Organotherapics or Opotherapy remedies are extracts prepared from glands of animals and humans. The extracts are used to treat various disorders….

The name “Opotherapy” was given by Landouzy, to a medication which utilise not really the juices of the different organs of animals, but the powder obtained after dessication of these organs or the solution of their active principles. Therefore, as Brown Squad says, its name would be better indicative, if we call this method of treatment “Organotherapy”, Limited on principle to the use of glands having internal secretions, the opotherapic medication is at present realised with the organs and different tissues. (Richaud and Hazard).

Organotherapy may realises many kinds of medication: 1. Substitutive medication, by corresponding organs of animals.

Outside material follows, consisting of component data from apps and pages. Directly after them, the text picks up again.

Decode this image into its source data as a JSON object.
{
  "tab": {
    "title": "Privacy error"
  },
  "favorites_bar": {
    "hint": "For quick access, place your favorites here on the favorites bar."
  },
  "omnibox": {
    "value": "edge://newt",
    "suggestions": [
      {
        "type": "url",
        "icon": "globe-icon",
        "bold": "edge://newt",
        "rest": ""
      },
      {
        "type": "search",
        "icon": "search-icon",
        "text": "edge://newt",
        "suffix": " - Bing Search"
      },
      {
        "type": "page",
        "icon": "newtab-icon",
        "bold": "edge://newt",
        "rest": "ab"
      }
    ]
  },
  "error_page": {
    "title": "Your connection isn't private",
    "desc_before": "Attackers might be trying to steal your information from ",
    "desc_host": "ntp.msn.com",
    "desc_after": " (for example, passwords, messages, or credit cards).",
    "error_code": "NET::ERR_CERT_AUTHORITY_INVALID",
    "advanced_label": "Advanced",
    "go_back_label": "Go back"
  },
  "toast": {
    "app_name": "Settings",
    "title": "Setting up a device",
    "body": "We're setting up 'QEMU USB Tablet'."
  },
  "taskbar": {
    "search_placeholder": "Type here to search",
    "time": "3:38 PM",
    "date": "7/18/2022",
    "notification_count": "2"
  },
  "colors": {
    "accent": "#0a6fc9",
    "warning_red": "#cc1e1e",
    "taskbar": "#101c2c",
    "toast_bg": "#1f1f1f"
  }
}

2. Symptomatic medication.

3. Homeostimulating medication: the opotherapic extracts excite the organs that correspond to them, as for example the bile is one of the best excitant of the biliary secretion.

3. Antagonist or inhibiting medication. The extract neutralizes the normal or pathological action of a given organ.

Homoeopathy has added to the above the variable action according to the doses, and the balancing action of the medium dilutions.


The Stock: The stocks are obtained from different animals and even sometimes from man. But for being utilised these substances should undergo a preparation.

After anatomic verification the organs are cleansed, pulped and dried in vacuum in low temperature (50 to 0*) The cakes obtained are powdered. These powders may be used as they are but generally they are made free from fat for preparing injectable ampoules. We thing that this method is the best for being used as the base of the homoeopathic dilutions.

Their titration is evaluated in relation to the weight of dried gland containing in ampoule. As for example 1cm3 containing 0.10 of dried thyroid corresponds to a 1st decimal. The 2nd decimal is done in the alcohol of 30*, as well as the following dilution. Only when they are prepared in injectable, ampoules the excipient is then physiological serum. In some cases as for example for the Postpituitary, the titration is not given in weight but in units (physiological). This titration should be respected for the preparation of dilutions (lU=Omg of powder).

Doses: According to the dilution, the opotherapy may have some different actions.

Ponderable doses are substitutives.

The medium dilutions are “excitative”, the high “inhibiting”.

Mauritius Fortier-Bernoville
Mauritius (Maurice) Fortier Bernoville 1896 – 1939 MD was a French orthodox physician who converted to homeopathy to become the Chief editor of L’Homeopathie Moderne (founded in 1932; ceased publication in 1940), one of the founders of the Laboratoire Homeopathiques Modernes, and the founder of the Institut National Homeopathique Francais.

Bernoville was a major lecturer in homeopathy, and he was active in Liga Medicorum Homeopathica Internationalis, and a founder of the le Syndicat national des médecins homœopathes français in 1932, and a member of the French Society of Homeopathy, and the Society of Homeopathy in the Rhone.

Fortier-Bernoville wrote several books, including Une etude sur Phosphorus (1930), L'Homoeopathie en Medecine Infantile (1931), his best known Comment guerir par l'Homoeopathie (1929, 1937), and an interesting work on iridology, Introduction a l'etude de l'Iridologie (1932).

With Louis-Alcime Rousseau, he wrote several booklets, including Diseases of Respiratory and Digestive Systems of Children, Diabetes Mellitus, Chronic Rheumatism, treatment of hay fever (1929), The importance of chemistry and toxicology in the indications of Phosphorus (1931), and Homeopathic Medicine for Children (1931). He also wrote several short pamphlets, including What We Must Not Do in Homoeopathy, which discusses the logistics of drainage and how to avoid aggravations.

He was an opponent of Kentian homeopathy and a proponent of drainage and artificial phylectenular autotherapy as well.